[Task details]
All entries must be repeated exactly; do not include the pictures.

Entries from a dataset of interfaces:

▽

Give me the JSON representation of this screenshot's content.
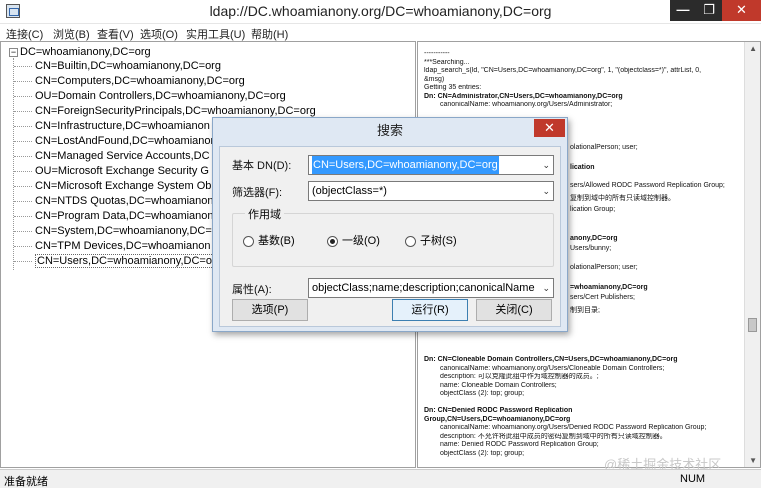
{
  "window": {
    "title": "ldap://DC.whoamianony.org/DC=whoamianony,DC=org",
    "minimize": "—",
    "maximize": "❐",
    "close": "✕"
  },
  "menu": [
    "连接(C)",
    "浏览(B)",
    "查看(V)",
    "选项(O)",
    "实用工具(U)",
    "帮助(H)"
  ],
  "tree": {
    "root": "DC=whoamianony,DC=org",
    "expander": "−",
    "items": [
      "CN=Builtin,DC=whoamianony,DC=org",
      "CN=Computers,DC=whoamianony,DC=org",
      "OU=Domain Controllers,DC=whoamianony,DC=org",
      "CN=ForeignSecurityPrincipals,DC=whoamianony,DC=org",
      "CN=Infrastructure,DC=whoamianon",
      "CN=LostAndFound,DC=whoamianon",
      "CN=Managed Service Accounts,DC",
      "OU=Microsoft Exchange Security G",
      "CN=Microsoft Exchange System Ob",
      "CN=NTDS Quotas,DC=whoamianon",
      "CN=Program Data,DC=whoamianon",
      "CN=System,DC=whoamianony,DC=",
      "CN=TPM Devices,DC=whoamianon",
      "CN=Users,DC=whoamianony,DC=o"
    ]
  },
  "log": [
    {
      "t": "-----------",
      "c": ""
    },
    {
      "t": "***Searching...",
      "c": ""
    },
    {
      "t": "ldap_search_s(ld, \"CN=Users,DC=whoamianony,DC=org\", 1, \"(objectclass=*)\", attrList,  0,",
      "c": ""
    },
    {
      "t": "&msg)",
      "c": ""
    },
    {
      "t": "Getting 35 entries:",
      "c": ""
    },
    {
      "t": "Dn: CN=Administrator,CN=Users,DC=whoamianony,DC=org",
      "c": "dn"
    },
    {
      "t": "canonicalName: whoamianony.org/Users/Administrator;",
      "c": "ind"
    },
    {
      "t": "",
      "c": ""
    },
    {
      "t": "",
      "c": ""
    },
    {
      "t": "",
      "c": ""
    },
    {
      "t": "",
      "c": ""
    },
    {
      "t": "",
      "c": ""
    },
    {
      "t": "",
      "c": ""
    },
    {
      "t": "",
      "c": ""
    },
    {
      "t": "",
      "c": ""
    },
    {
      "t": "",
      "c": ""
    },
    {
      "t": "",
      "c": ""
    },
    {
      "t": "",
      "c": ""
    },
    {
      "t": "",
      "c": ""
    },
    {
      "t": "",
      "c": ""
    },
    {
      "t": "",
      "c": ""
    },
    {
      "t": "",
      "c": ""
    },
    {
      "t": "",
      "c": ""
    },
    {
      "t": "",
      "c": ""
    },
    {
      "t": "",
      "c": ""
    },
    {
      "t": "",
      "c": ""
    },
    {
      "t": "",
      "c": ""
    },
    {
      "t": "",
      "c": ""
    },
    {
      "t": "",
      "c": ""
    },
    {
      "t": "",
      "c": ""
    },
    {
      "t": "",
      "c": ""
    },
    {
      "t": "",
      "c": ""
    },
    {
      "t": "",
      "c": ""
    },
    {
      "t": "",
      "c": ""
    },
    {
      "t": "",
      "c": ""
    },
    {
      "t": "",
      "c": ""
    },
    {
      "t": "Dn: CN=Cloneable Domain Controllers,CN=Users,DC=whoamianony,DC=org",
      "c": "dn"
    },
    {
      "t": "canonicalName: whoamianony.org/Users/Cloneable Domain Controllers;",
      "c": "ind"
    },
    {
      "t": "description: 可以克隆此组中作为域控制器的成员。;",
      "c": "ind"
    },
    {
      "t": "name: Cloneable Domain Controllers;",
      "c": "ind"
    },
    {
      "t": "objectClass (2): top; group;",
      "c": "ind"
    },
    {
      "t": "",
      "c": ""
    },
    {
      "t": "Dn: CN=Denied RODC Password Replication",
      "c": "dn"
    },
    {
      "t": "Group,CN=Users,DC=whoamianony,DC=org",
      "c": "dn"
    },
    {
      "t": "canonicalName: whoamianony.org/Users/Denied RODC Password Replication Group;",
      "c": "ind"
    },
    {
      "t": "description: 不允许将此组中成员的密码复制到域中的所有只读域控制器。",
      "c": "ind"
    },
    {
      "t": "name: Denied RODC Password Replication Group;",
      "c": "ind"
    },
    {
      "t": "objectClass (2): top; group;",
      "c": "ind"
    }
  ],
  "log_fragments": [
    "olationalPerson; user;",
    "lication",
    "sers/Allowed RODC Password Replication Group;",
    "复制到域中的所有只读域控制器。",
    "lication Group;",
    "anony,DC=org",
    "Users/bunny;",
    "olationalPerson; user;",
    "=whoamianony,DC=org",
    "sers/Cert Publishers;",
    "制到目录;"
  ],
  "scrollbar": {
    "up": "▲",
    "down": "▼"
  },
  "status": {
    "left": "准备就绪",
    "num": "NUM"
  },
  "watermark": "@稀土掘金技术社区",
  "dialog": {
    "title": "搜索",
    "close": "✕",
    "base_dn_label": "基本 DN(D):",
    "base_dn_value": "CN=Users,DC=whoamianony,DC=org",
    "filter_label": "筛选器(F):",
    "filter_value": "(objectClass=*)",
    "scope_label": "作用域",
    "scope_options": [
      "基数(B)",
      "一级(O)",
      "子树(S)"
    ],
    "scope_selected": 1,
    "attributes_label": "属性(A):",
    "attributes_value": "objectClass;name;description;canonicalName",
    "options_button": "选项(P)",
    "run_button": "运行(R)",
    "close_button": "关闭(C)",
    "dropdown_arrow": "⌄"
  }
}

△

[Result for this exercise]
Give me the JSON representation of this screenshot's content.
{
  "window": {
    "title": "ldap://DC.whoamianony.org/DC=whoamianony,DC=org",
    "minimize": "—",
    "maximize": "❐",
    "close": "✕"
  },
  "menu": [
    "连接(C)",
    "浏览(B)",
    "查看(V)",
    "选项(O)",
    "实用工具(U)",
    "帮助(H)"
  ],
  "tree": {
    "root": "DC=whoamianony,DC=org",
    "expander": "−",
    "items": [
      "CN=Builtin,DC=whoamianony,DC=org",
      "CN=Computers,DC=whoamianony,DC=org",
      "OU=Domain Controllers,DC=whoamianony,DC=org",
      "CN=ForeignSecurityPrincipals,DC=whoamianony,DC=org",
      "CN=Infrastructure,DC=whoamianon",
      "CN=LostAndFound,DC=whoamianon",
      "CN=Managed Service Accounts,DC",
      "OU=Microsoft Exchange Security G",
      "CN=Microsoft Exchange System Ob",
      "CN=NTDS Quotas,DC=whoamianon",
      "CN=Program Data,DC=whoamianon",
      "CN=System,DC=whoamianony,DC=",
      "CN=TPM Devices,DC=whoamianon",
      "CN=Users,DC=whoamianony,DC=o"
    ]
  },
  "log": [
    {
      "t": "-----------",
      "c": ""
    },
    {
      "t": "***Searching...",
      "c": ""
    },
    {
      "t": "ldap_search_s(ld, \"CN=Users,DC=whoamianony,DC=org\", 1, \"(objectclass=*)\", attrList,  0,",
      "c": ""
    },
    {
      "t": "&msg)",
      "c": ""
    },
    {
      "t": "Getting 35 entries:",
      "c": ""
    },
    {
      "t": "Dn: CN=Administrator,CN=Users,DC=whoamianony,DC=org",
      "c": "dn"
    },
    {
      "t": "canonicalName: whoamianony.org/Users/Administrator;",
      "c": "ind"
    },
    {
      "t": "",
      "c": ""
    },
    {
      "t": "",
      "c": ""
    },
    {
      "t": "",
      "c": ""
    },
    {
      "t": "",
      "c": ""
    },
    {
      "t": "",
      "c": ""
    },
    {
      "t": "",
      "c": ""
    },
    {
      "t": "",
      "c": ""
    },
    {
      "t": "",
      "c": ""
    },
    {
      "t": "",
      "c": ""
    },
    {
      "t": "",
      "c": ""
    },
    {
      "t": "",
      "c": ""
    },
    {
      "t": "",
      "c": ""
    },
    {
      "t": "",
      "c": ""
    },
    {
      "t": "",
      "c": ""
    },
    {
      "t": "",
      "c": ""
    },
    {
      "t": "",
      "c": ""
    },
    {
      "t": "",
      "c": ""
    },
    {
      "t": "",
      "c": ""
    },
    {
      "t": "",
      "c": ""
    },
    {
      "t": "",
      "c": ""
    },
    {
      "t": "",
      "c": ""
    },
    {
      "t": "",
      "c": ""
    },
    {
      "t": "",
      "c": ""
    },
    {
      "t": "",
      "c": ""
    },
    {
      "t": "",
      "c": ""
    },
    {
      "t": "",
      "c": ""
    },
    {
      "t": "",
      "c": ""
    },
    {
      "t": "",
      "c": ""
    },
    {
      "t": "",
      "c": ""
    },
    {
      "t": "Dn: CN=Cloneable Domain Controllers,CN=Users,DC=whoamianony,DC=org",
      "c": "dn"
    },
    {
      "t": "canonicalName: whoamianony.org/Users/Cloneable Domain Controllers;",
      "c": "ind"
    },
    {
      "t": "description: 可以克隆此组中作为域控制器的成员。;",
      "c": "ind"
    },
    {
      "t": "name: Cloneable Domain Controllers;",
      "c": "ind"
    },
    {
      "t": "objectClass (2): top; group;",
      "c": "ind"
    },
    {
      "t": "",
      "c": ""
    },
    {
      "t": "Dn: CN=Denied RODC Password Replication",
      "c": "dn"
    },
    {
      "t": "Group,CN=Users,DC=whoamianony,DC=org",
      "c": "dn"
    },
    {
      "t": "canonicalName: whoamianony.org/Users/Denied RODC Password Replication Group;",
      "c": "ind"
    },
    {
      "t": "description: 不允许将此组中成员的密码复制到域中的所有只读域控制器。",
      "c": "ind"
    },
    {
      "t": "name: Denied RODC Password Replication Group;",
      "c": "ind"
    },
    {
      "t": "objectClass (2): top; group;",
      "c": "ind"
    }
  ],
  "log_fragments": [
    "olationalPerson; user;",
    "lication",
    "sers/Allowed RODC Password Replication Group;",
    "复制到域中的所有只读域控制器。",
    "lication Group;",
    "anony,DC=org",
    "Users/bunny;",
    "olationalPerson; user;",
    "=whoamianony,DC=org",
    "sers/Cert Publishers;",
    "制到目录;"
  ],
  "scrollbar": {
    "up": "▲",
    "down": "▼"
  },
  "status": {
    "left": "准备就绪",
    "num": "NUM"
  },
  "watermark": "@稀土掘金技术社区",
  "dialog": {
    "title": "搜索",
    "close": "✕",
    "base_dn_label": "基本 DN(D):",
    "base_dn_value": "CN=Users,DC=whoamianony,DC=org",
    "filter_label": "筛选器(F):",
    "filter_value": "(objectClass=*)",
    "scope_label": "作用域",
    "scope_options": [
      "基数(B)",
      "一级(O)",
      "子树(S)"
    ],
    "scope_selected": 1,
    "attributes_label": "属性(A):",
    "attributes_value": "objectClass;name;description;canonicalName",
    "options_button": "选项(P)",
    "run_button": "运行(R)",
    "close_button": "关闭(C)",
    "dropdown_arrow": "⌄"
  }
}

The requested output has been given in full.